Try it: From the material below, copy out each line with the word "установки" in it.

Given entries:
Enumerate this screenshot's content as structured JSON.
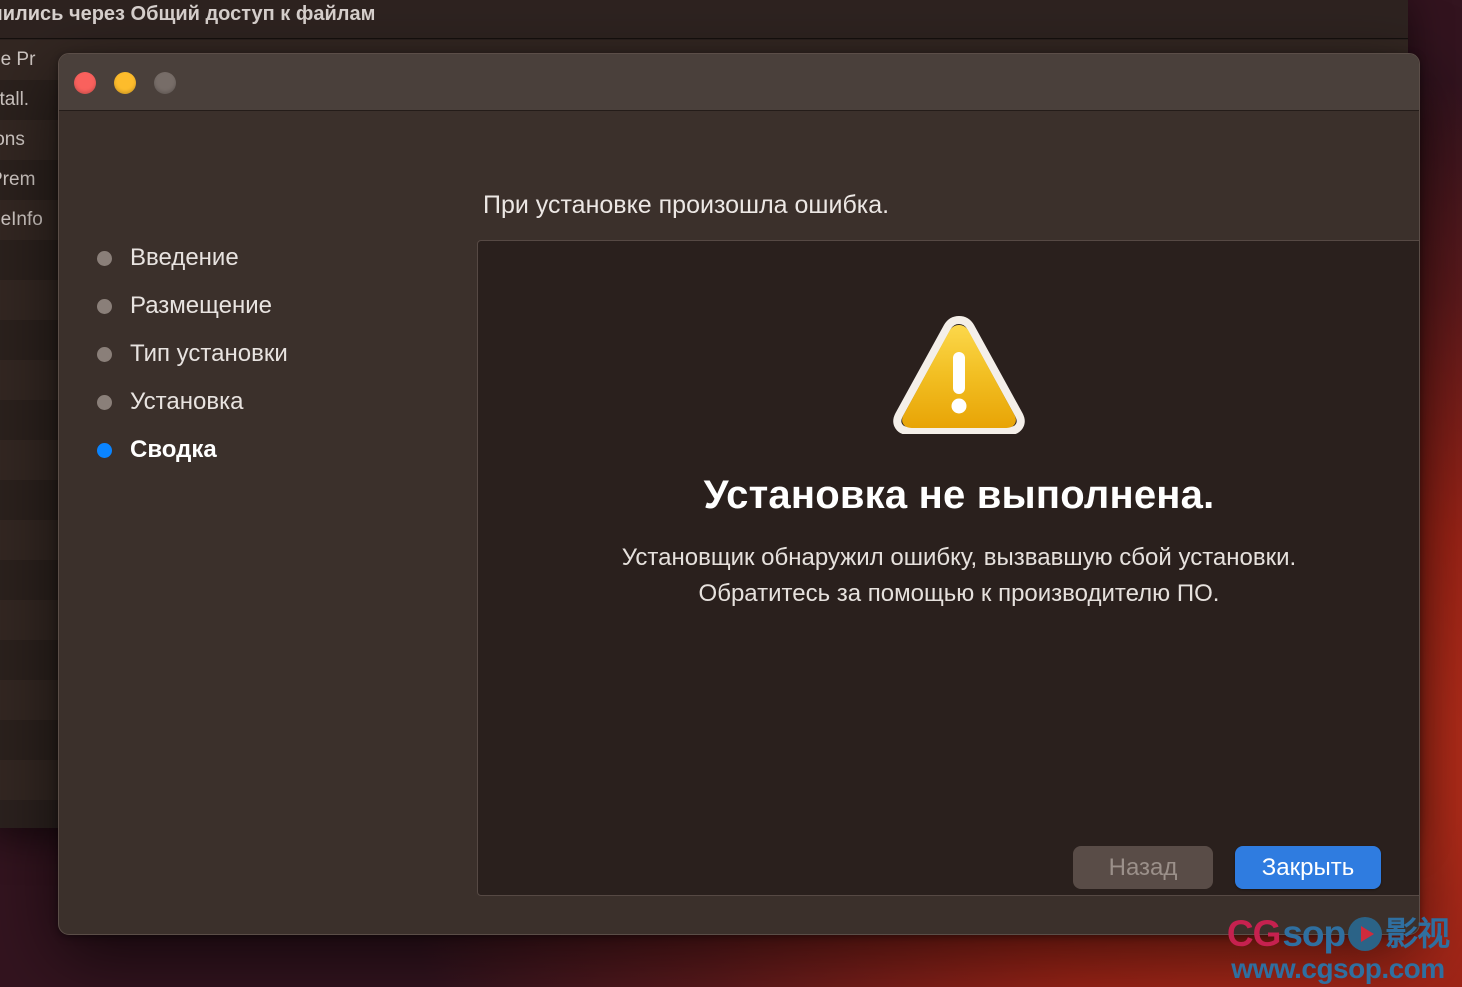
{
  "background_window": {
    "title": "лились через Общий доступ к файлам",
    "rows": [
      "be Pr",
      "stall.",
      "ions",
      "Prem",
      "geInfo",
      "",
      "",
      "",
      "",
      "",
      "",
      "",
      "",
      "",
      "",
      "",
      "",
      "",
      ""
    ]
  },
  "installer": {
    "window_controls": {
      "close": "close-button",
      "minimize": "minimize-button",
      "zoom": "zoom-button"
    },
    "sidebar": {
      "items": [
        {
          "label": "Введение",
          "state": "done"
        },
        {
          "label": "Размещение",
          "state": "done"
        },
        {
          "label": "Тип установки",
          "state": "done"
        },
        {
          "label": "Установка",
          "state": "done"
        },
        {
          "label": "Сводка",
          "state": "current"
        }
      ]
    },
    "main": {
      "heading": "При установке произошла ошибка.",
      "icon": "warning-triangle-icon",
      "fail_title": "Установка не выполнена.",
      "fail_line1": "Установщик обнаружил ошибку, вызвавшую сбой установки.",
      "fail_line2": "Обратитесь за помощью к производителю ПО."
    },
    "footer": {
      "back_label": "Назад",
      "close_label": "Закрыть"
    }
  },
  "watermark": {
    "brand_cg": "CG",
    "brand_sop": "sop",
    "brand_cn": "影视",
    "url": "www.cgsop.com"
  },
  "colors": {
    "accent_blue": "#0a84ff",
    "primary_button": "#2f7ce0",
    "warning_yellow": "#f0b922",
    "traffic_red": "#f9615d",
    "traffic_yellow": "#fdbc2c",
    "traffic_gray": "#776d68"
  }
}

Written response:
          "label": "Тип установки",
      "fail_line1": "Установщик обнаружил ошибку, вызвавшую сбой установки.",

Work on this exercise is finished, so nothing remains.